The week in .NET – On .NET with Steve Smith, Jint, Blue Effect

To read last week’s post, see The week in .NET – .NET Core triage on On .NET, ShareX. Next week, the post will be a little late like this week.

On .NET

Last week, I published a short interview with Steve Smith that was shot during the MVP Summit. We talked about ASP.NET Core and its documentation, that Steve has been contributing to, about his consulting activity, and about his Kickstarter-funded software craftsmanship calendar.

This week, I’ll publish another MVP Summit short interview.

Package of the week: Jint

Jint is a Javascript interpreter for .NET which provides full ECMA 5.1 compliance (6.0 work is underway), and can run on .NET Framework 4.5 and .NET Standard 1.3. It’s an ideal solution to provide scripting abilities to a .NET application. RavenDB uses it to perform small transformations on document fragments, for instance. It’s also commonly used as a scripting engine by games.

Running JavaScript code with Jint is as simple as spinning up an interpreter, and handing it the objects and parameters it’s allowed to interact with:

Interoperability in Jint works both ways, with simple translations between both type systems that even include generics support:

Game of the Week: Blue Effect

Blue Effect is a virtual reality first-person shooter survival horror game. You are deployed to Planet Exo-277, which is populated by an alien race who wants to exterminate you. Fight waves of cruel aliens with your “Little Buddy” (a laser pistol that vaporizes anything in its path), “Enlightenment” (an orb used for lighting the path) and “Blue Effect” (a rare energy source that powers your equipment). Blue Effect also features a Hide & Seek, local multiplayer game mode. In Hide and Seek, a second player is put in control of one of the aliens via a game controller with the goal of seeking, scaring and exterminating.

Blue Effect

Blue Effect was created DIVR Labs using C# and Unity. It is currently in early access on Steam for the HTC Vive and Oculus Rift.

.NET

ASP.NET

F#

Azure

Xamarin

Data

Games

And this is it for this week!

Contribute to the week in .NET

As always, this weekly post couldn’t exist without community contributions, and I’d like to thank all those who sent links and tips. The F# section is provided by Phillip Carter, the gaming section by Stacey Haffner, and the Xamarin section by Dan Rigby.

You can participate too. Did you write a great blog post, or just read one? Do you want everyone to know about an amazing new contribution or a useful library? Did you make or play a great game built on .NET?

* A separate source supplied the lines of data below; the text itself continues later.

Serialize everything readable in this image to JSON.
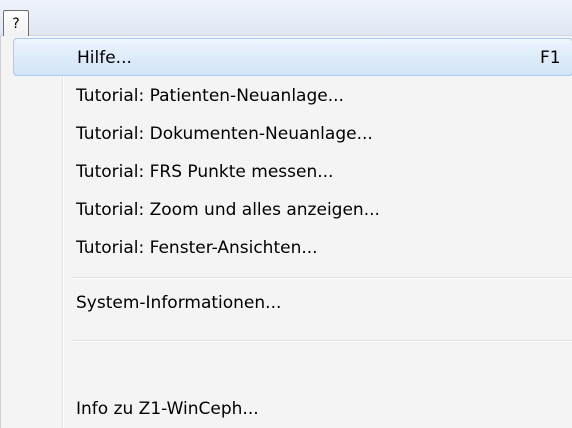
{
  "menubar": {
    "help_menu_label": "?"
  },
  "menu": {
    "items": [
      {
        "label": "Hilfe...",
        "shortcut": "F1"
      },
      {
        "label": "Tutorial: Patienten-Neuanlage..."
      },
      {
        "label": "Tutorial: Dokumenten-Neuanlage..."
      },
      {
        "label": "Tutorial: FRS Punkte messen..."
      },
      {
        "label": "Tutorial: Zoom und alles anzeigen..."
      },
      {
        "label": "Tutorial: Fenster-Ansichten..."
      },
      {
        "label": "System-Informationen..."
      },
      {
        "label": "Info zu Z1-WinCeph..."
      }
    ]
  },
  "colors": {
    "highlight_border": "#a8cbf0",
    "highlight_fill": "#dbeaf9",
    "menu_background": "#f4f4f4"
  }
}
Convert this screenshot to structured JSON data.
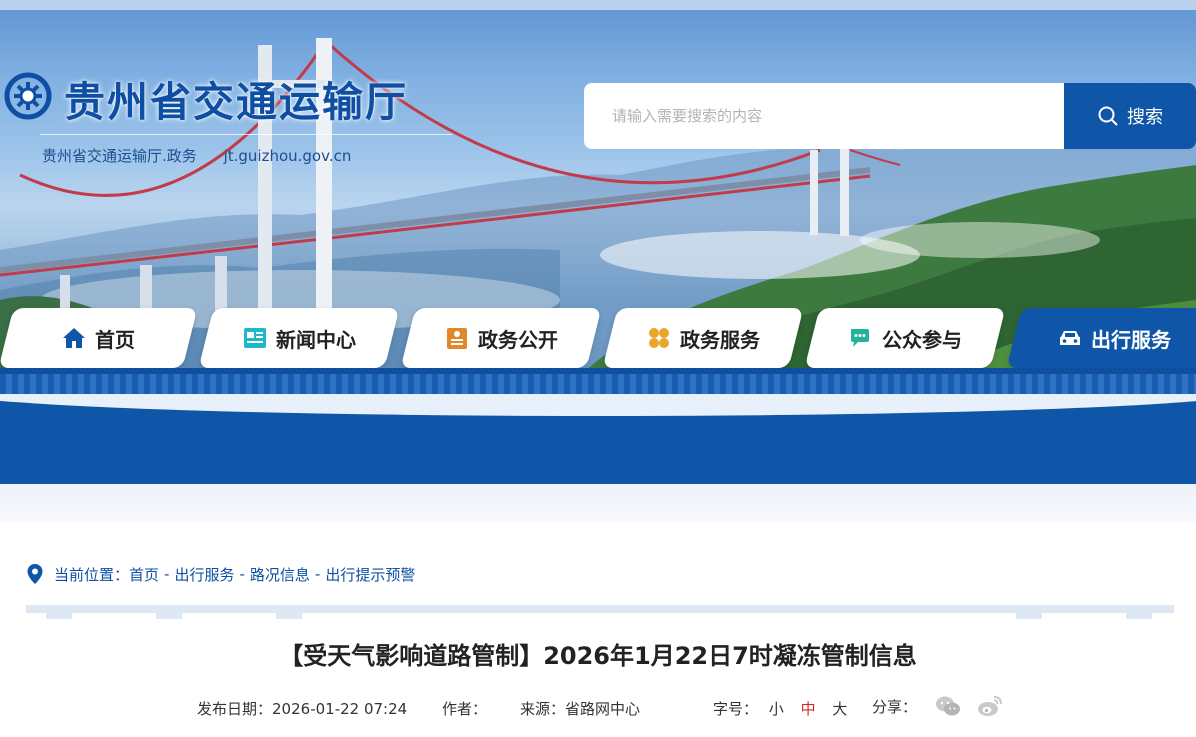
{
  "site": {
    "title": "贵州省交通运输厅",
    "sub_name": "贵州省交通运输厅.政务",
    "sub_domain": "jt.guizhou.gov.cn"
  },
  "search": {
    "placeholder": "请输入需要搜索的内容",
    "button_label": "搜索"
  },
  "nav": [
    {
      "label": "首页",
      "icon": "home-icon",
      "active": false
    },
    {
      "label": "新闻中心",
      "icon": "news-icon",
      "active": false
    },
    {
      "label": "政务公开",
      "icon": "document-icon",
      "active": false
    },
    {
      "label": "政务服务",
      "icon": "grid-icon",
      "active": false
    },
    {
      "label": "公众参与",
      "icon": "chat-icon",
      "active": false
    },
    {
      "label": "出行服务",
      "icon": "car-icon",
      "active": true
    }
  ],
  "breadcrumb": {
    "prefix": "当前位置：",
    "items": [
      "首页",
      "出行服务",
      "路况信息",
      "出行提示预警"
    ],
    "separator": "-"
  },
  "article": {
    "title": "【受天气影响道路管制】2026年1月22日7时凝冻管制信息",
    "date_label": "发布日期：",
    "date": "2026-01-22 07:24",
    "author_label": "作者：",
    "author": "",
    "source_label": "来源：",
    "source": "省路网中心",
    "font_label": "字号：",
    "font_sizes": [
      "小",
      "中",
      "大"
    ],
    "font_selected": "中",
    "share_label": "分享："
  },
  "colors": {
    "primary": "#0f56a9",
    "title_blue": "#0e4fa3",
    "active_font": "#d32b2b"
  }
}
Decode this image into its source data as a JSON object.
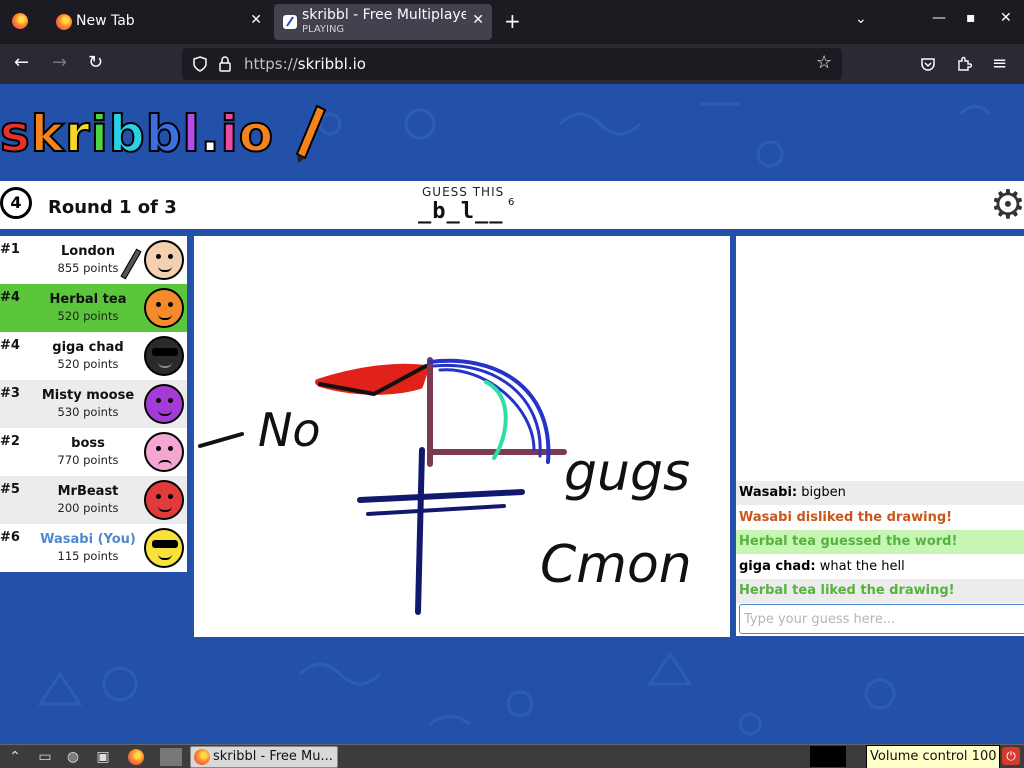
{
  "browser": {
    "tabs": [
      {
        "title": "New Tab",
        "subtitle": ""
      },
      {
        "title": "skribbl - Free Multiplayer",
        "subtitle": "PLAYING"
      }
    ],
    "url_scheme": "https://",
    "url_host": "skribbl.io"
  },
  "game": {
    "logo": [
      "s",
      "k",
      "r",
      "i",
      "b",
      "b",
      "l",
      ".",
      "i",
      "o"
    ],
    "logo_colors": [
      "#e8312c",
      "#f4831e",
      "#f8d627",
      "#4cd442",
      "#2ad1e6",
      "#3b6fe0",
      "#b84ce8",
      "#ffffff",
      "#e84ca6",
      "#f4831e"
    ],
    "timer": "4",
    "round_text": "Round 1 of 3",
    "guess_label": "GUESS THIS",
    "word_hint": "_b_l__",
    "word_length": "6",
    "players": [
      {
        "rank": "#1",
        "name": "London",
        "points": "855 points",
        "color": "#f3d1b0",
        "style": "normal",
        "drawing": true
      },
      {
        "rank": "#4",
        "name": "Herbal tea",
        "points": "520 points",
        "color": "#f58a2b",
        "style": "guessed"
      },
      {
        "rank": "#4",
        "name": "giga chad",
        "points": "520 points",
        "color": "#2a2a2a",
        "style": "normal"
      },
      {
        "rank": "#3",
        "name": "Misty moose",
        "points": "530 points",
        "color": "#a43bd6",
        "style": "alt"
      },
      {
        "rank": "#2",
        "name": "boss",
        "points": "770 points",
        "color": "#f4a6d2",
        "style": "normal"
      },
      {
        "rank": "#5",
        "name": "MrBeast",
        "points": "200 points",
        "color": "#e23b3b",
        "style": "alt"
      },
      {
        "rank": "#6",
        "name": "Wasabi (You)",
        "points": "115 points",
        "color": "#f7e13a",
        "style": "me"
      }
    ],
    "chat": [
      {
        "user": "Wasabi:",
        "text": "bigben",
        "kind": "user",
        "bg": "gray"
      },
      {
        "user": "",
        "text": "Wasabi disliked the drawing!",
        "kind": "sys-orange",
        "bg": "white"
      },
      {
        "user": "",
        "text": "Herbal tea guessed the word!",
        "kind": "sys-green",
        "bg": "green"
      },
      {
        "user": "giga chad:",
        "text": "what the hell",
        "kind": "user",
        "bg": "white"
      },
      {
        "user": "",
        "text": "Herbal tea liked the drawing!",
        "kind": "sys-green",
        "bg": "gray"
      }
    ],
    "chat_placeholder": "Type your guess here...",
    "canvas_text": [
      "No",
      "gugs",
      "Cmon"
    ]
  },
  "taskbar": {
    "window_title": "skribbl - Free Mu...",
    "volume": "Volume control 100"
  }
}
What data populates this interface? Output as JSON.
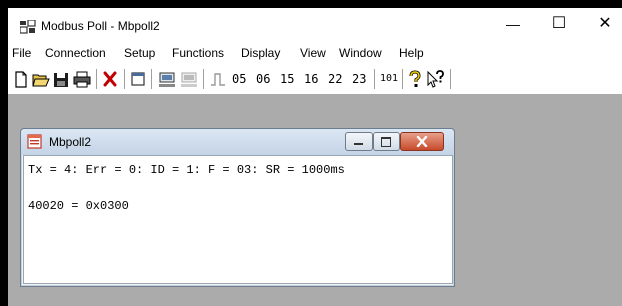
{
  "window": {
    "title": "Modbus Poll - Mbpoll2",
    "app_icon": "modbus-poll-app-icon",
    "controls": {
      "minimize": "—",
      "maximize": "☐",
      "close": "✕"
    }
  },
  "menubar": {
    "items": [
      "File",
      "Connection",
      "Setup",
      "Functions",
      "Display",
      "View",
      "Window",
      "Help"
    ]
  },
  "toolbar": {
    "icons": [
      "new-file-icon",
      "open-folder-icon",
      "save-icon",
      "print-icon",
      "delete-icon",
      "window-icon",
      "connect-icon",
      "disconnect-icon",
      "pulse-icon"
    ],
    "function_codes": [
      "05",
      "06",
      "15",
      "16",
      "22",
      "23"
    ],
    "code_101": "101",
    "help_icon": "question-mark-icon",
    "context_help_icon": "context-help-icon"
  },
  "child_window": {
    "title": "Mbpoll2",
    "status_line": "Tx = 4: Err = 0: ID = 1: F = 03: SR = 1000ms",
    "data_line": "40020 = 0x0300"
  },
  "colors": {
    "mdi_background": "#ababab",
    "close_button": "#c74a2b",
    "delete_icon": "#c00000"
  }
}
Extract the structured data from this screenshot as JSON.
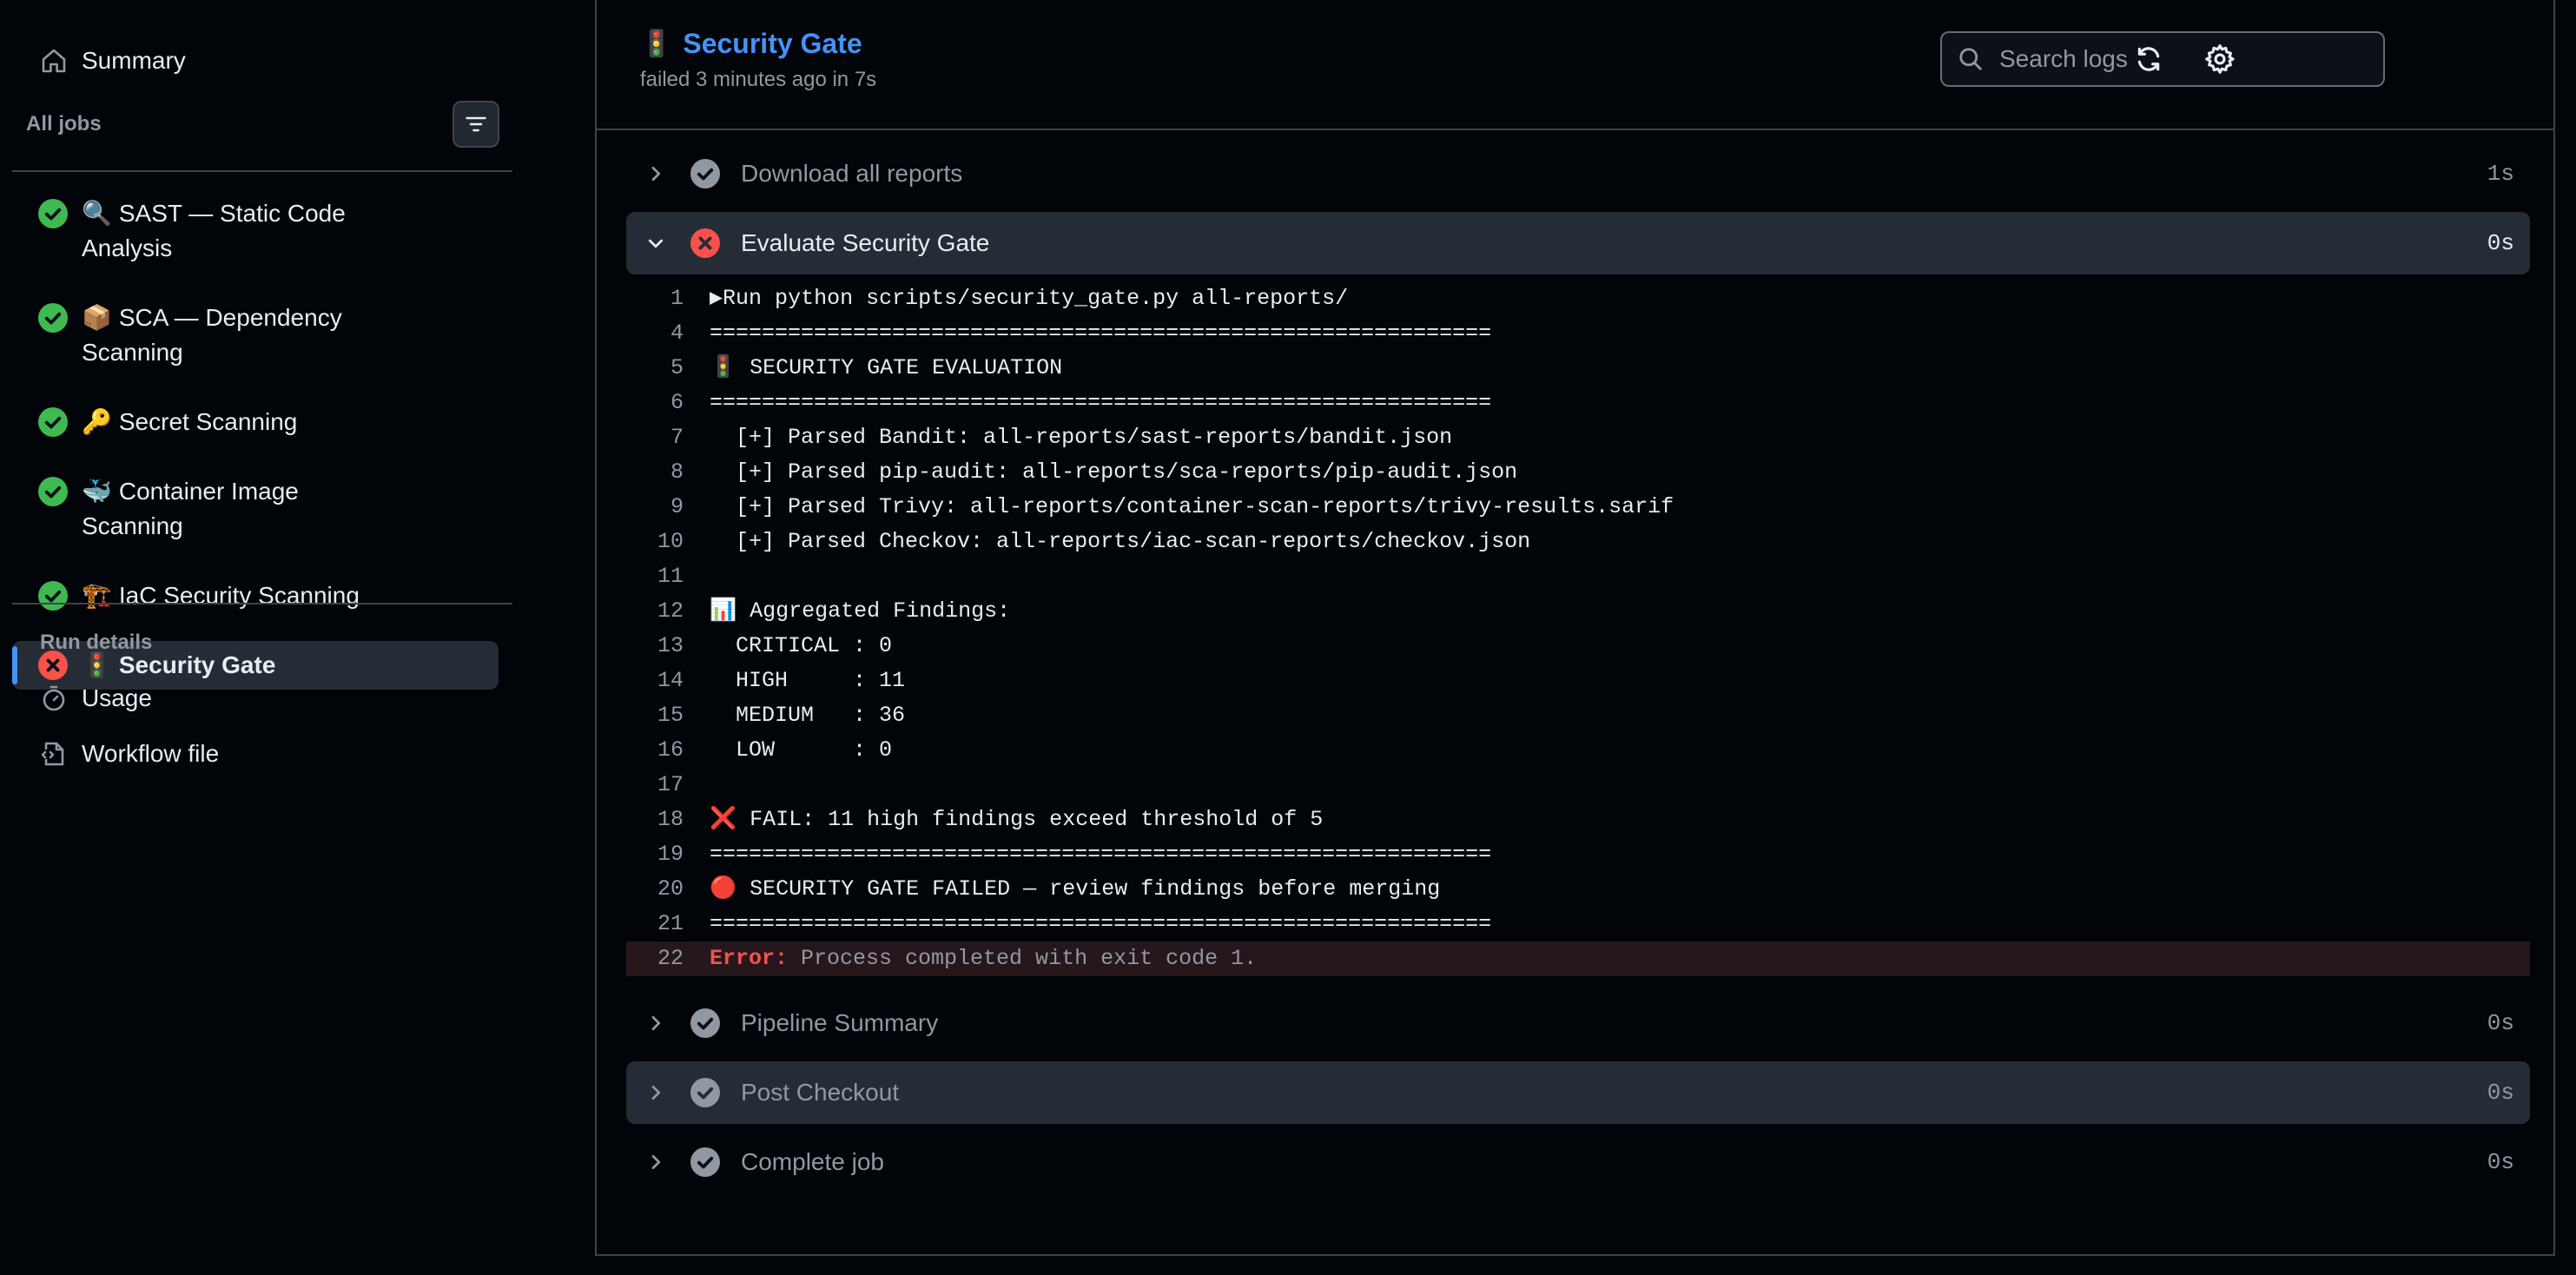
{
  "sidebar": {
    "summary_label": "Summary",
    "all_jobs_label": "All jobs",
    "jobs": [
      {
        "emoji": "🔍",
        "label": "SAST — Static Code Analysis",
        "status": "success"
      },
      {
        "emoji": "📦",
        "label": "SCA — Dependency Scanning",
        "status": "success"
      },
      {
        "emoji": "🔑",
        "label": "Secret Scanning",
        "status": "success"
      },
      {
        "emoji": "🐳",
        "label": "Container Image Scanning",
        "status": "success"
      },
      {
        "emoji": "🏗️",
        "label": "IaC Security Scanning",
        "status": "success"
      },
      {
        "emoji": "🚦",
        "label": "Security Gate",
        "status": "failure"
      }
    ],
    "run_details_label": "Run details",
    "usage_label": "Usage",
    "workflow_file_label": "Workflow file"
  },
  "header": {
    "emoji": "🚦",
    "title": "Security Gate",
    "subtitle": "failed 3 minutes ago in 7s",
    "search_placeholder": "Search logs"
  },
  "steps": [
    {
      "name": "Download all reports",
      "duration": "1s",
      "status": "success"
    },
    {
      "name": "Evaluate Security Gate",
      "duration": "0s",
      "status": "failure"
    },
    {
      "name": "Pipeline Summary",
      "duration": "0s",
      "status": "success"
    },
    {
      "name": "Post Checkout",
      "duration": "0s",
      "status": "success"
    },
    {
      "name": "Complete job",
      "duration": "0s",
      "status": "success"
    }
  ],
  "log": {
    "lines": [
      {
        "num": "1",
        "text": "▶Run python scripts/security_gate.py all-reports/"
      },
      {
        "num": "4",
        "text": "============================================================"
      },
      {
        "num": "5",
        "text": "🚦 SECURITY GATE EVALUATION"
      },
      {
        "num": "6",
        "text": "============================================================"
      },
      {
        "num": "7",
        "text": "  [+] Parsed Bandit: all-reports/sast-reports/bandit.json"
      },
      {
        "num": "8",
        "text": "  [+] Parsed pip-audit: all-reports/sca-reports/pip-audit.json"
      },
      {
        "num": "9",
        "text": "  [+] Parsed Trivy: all-reports/container-scan-reports/trivy-results.sarif"
      },
      {
        "num": "10",
        "text": "  [+] Parsed Checkov: all-reports/iac-scan-reports/checkov.json"
      },
      {
        "num": "11",
        "text": ""
      },
      {
        "num": "12",
        "text": "📊 Aggregated Findings:"
      },
      {
        "num": "13",
        "text": "  CRITICAL : 0"
      },
      {
        "num": "14",
        "text": "  HIGH     : 11"
      },
      {
        "num": "15",
        "text": "  MEDIUM   : 36"
      },
      {
        "num": "16",
        "text": "  LOW      : 0"
      },
      {
        "num": "17",
        "text": ""
      },
      {
        "num": "18",
        "text": "❌ FAIL: 11 high findings exceed threshold of 5"
      },
      {
        "num": "19",
        "text": "============================================================"
      },
      {
        "num": "20",
        "text": "🔴 SECURITY GATE FAILED — review findings before merging"
      },
      {
        "num": "21",
        "text": "============================================================"
      }
    ],
    "error_line": {
      "num": "22",
      "label": "Error:",
      "text": " Process completed with exit code 1."
    }
  },
  "colors": {
    "accent": "#4493f8",
    "success": "#3fb950",
    "failure": "#f85149",
    "neutral_status": "#9198a1"
  }
}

We’d love to hear from you, and feature your contributions on future posts:

This week’s post (and future posts) also contains news I first read on The ASP.NET Community Standup, on Weekly Xamarin, on F# weekly, and on Chris Alcock’s The Morning Brew.